SSH: Attack of the clones

August 2, 2014

Yesterday I was browsing trough logstash and noticed some failed ssh login attempts, so I decided to check the logs for the last month to see whats going on. I discovered that one of the servers that has ssh open has a very large amount of failed attempts. This server is the only one (of loggators servers) that has ssh open (not firewalled). Thats probably why its the only one that was targeted. I decided to analyse the logs to exercise my bash skills and out of curiosity.

First wanted to know how many failed attempts there were. Which is pretty straightforward using grep and wc.

1 % grep -o "Failed password" auth.log* | wc -l
2    87414
3 % wc -l auth.log*
4     ...
5    242027 total

Then I wanted to find out from where the attempts were coming. I filtered the IPs and ran them through geoiplookup and uniq to find this list:

grep -o -h "Failed password for \(invalid user \)\?[a-z]* from [0-9\.]*" auth.log* | \
awk '{print $(NF)}' | \
sort | \
uniq | \
xargs -n 1 geoiplookup | \
sort | \
uniq -c | \
sort -r

Most of the IPs are from China, or more precisely “China Telecom Huzhou”.

So far so good. Next I wanted to know what users they were attempting to login as. The list surprised me as it was very big, which is why I made it as a gist.

grep -o -h "Failed password for \(invalid user \)\?[a-z]* from [0-9\.]*" auth.log* | \
awk '{print $(NF-2)}' | \
sort | \
uniq -c | \
sort -r

This is a list of the top attempted users:

The top results here is no surprise, but the fact that there are so many others is. Some of them don’t even make sense.

After all this I disabled ssh password login, because like everyone else I use a public key to login to the server. To do this changed a few settings as suggested by some random articles around the internet :)

PasswordAuthentication no
ChallengeResponseAuthentication no
UsePAM no
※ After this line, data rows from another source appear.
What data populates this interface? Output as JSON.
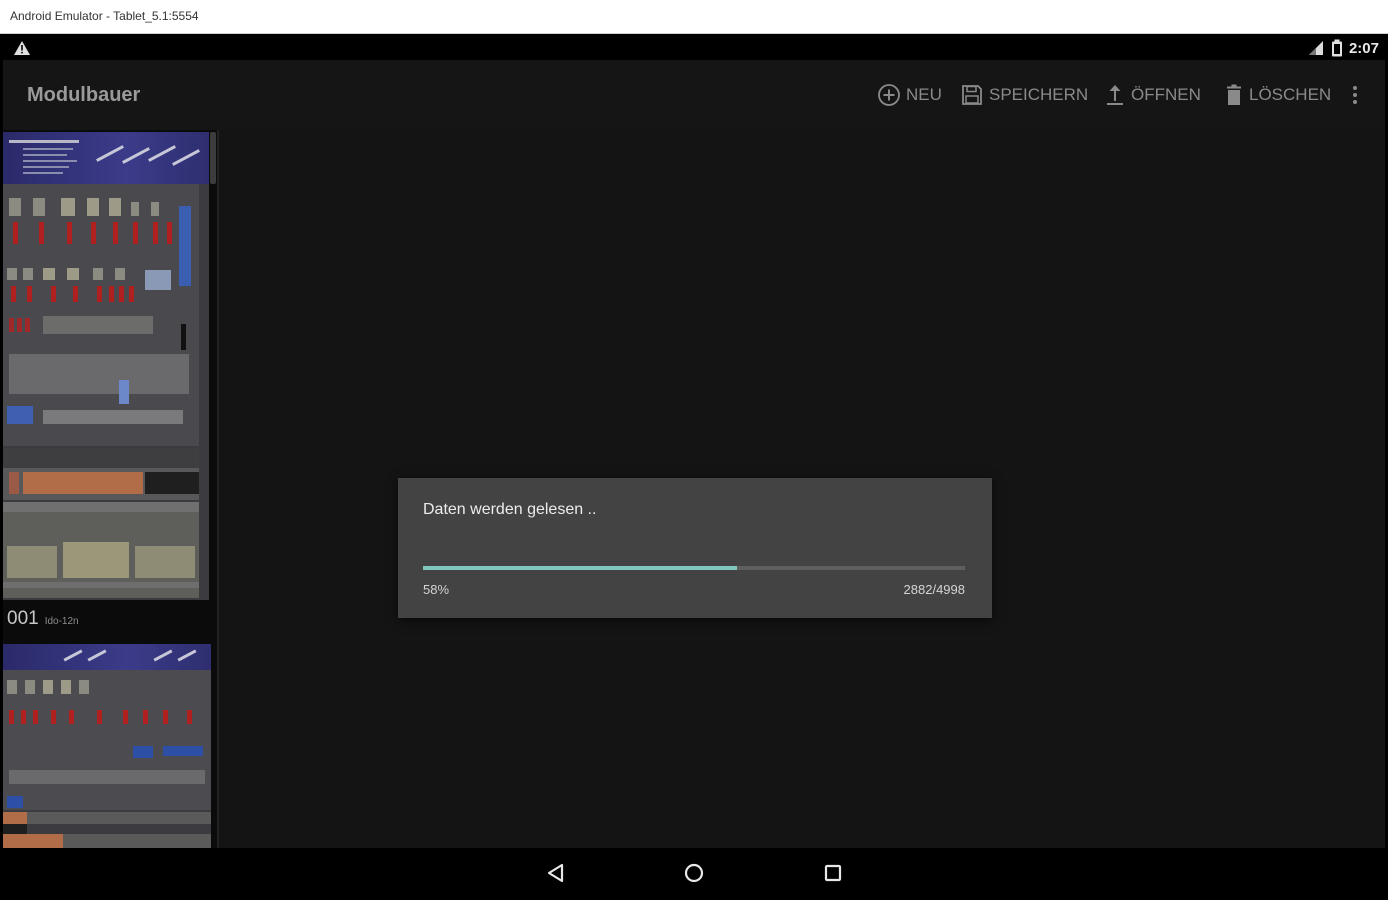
{
  "window": {
    "title": "Android Emulator - Tablet_5.1:5554"
  },
  "status_bar": {
    "time": "2:07",
    "icons": [
      "warning-icon",
      "signal-icon",
      "battery-icon"
    ]
  },
  "action_bar": {
    "title": "Modulbauer",
    "actions": [
      {
        "label": "NEU",
        "icon": "add-circle-icon"
      },
      {
        "label": "SPEICHERN",
        "icon": "floppy-disk-icon"
      },
      {
        "label": "ÖFFNEN",
        "icon": "upload-icon"
      },
      {
        "label": "LÖSCHEN",
        "icon": "trash-icon"
      }
    ],
    "overflow_icon": "more-vert-icon"
  },
  "sidebar": {
    "items": [
      {
        "label_number": "001",
        "label_small": "Ido-12n"
      }
    ]
  },
  "dialog": {
    "message": "Daten werden gelesen ..",
    "progress_fraction": 0.58,
    "percent_text": "58%",
    "count_text": "2882/4998",
    "progress_color": "#7ec8c0"
  },
  "nav_bar": {
    "buttons": [
      "back-icon",
      "home-icon",
      "recents-icon"
    ]
  }
}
If you are wondering what is the purpose of this kind of brute force attacks, here is a good article that explains everyting. It even goes as far as showing what the attacker does when they log in.

Also you should check out Sysadmincasts. They have some very useful casts on the topic.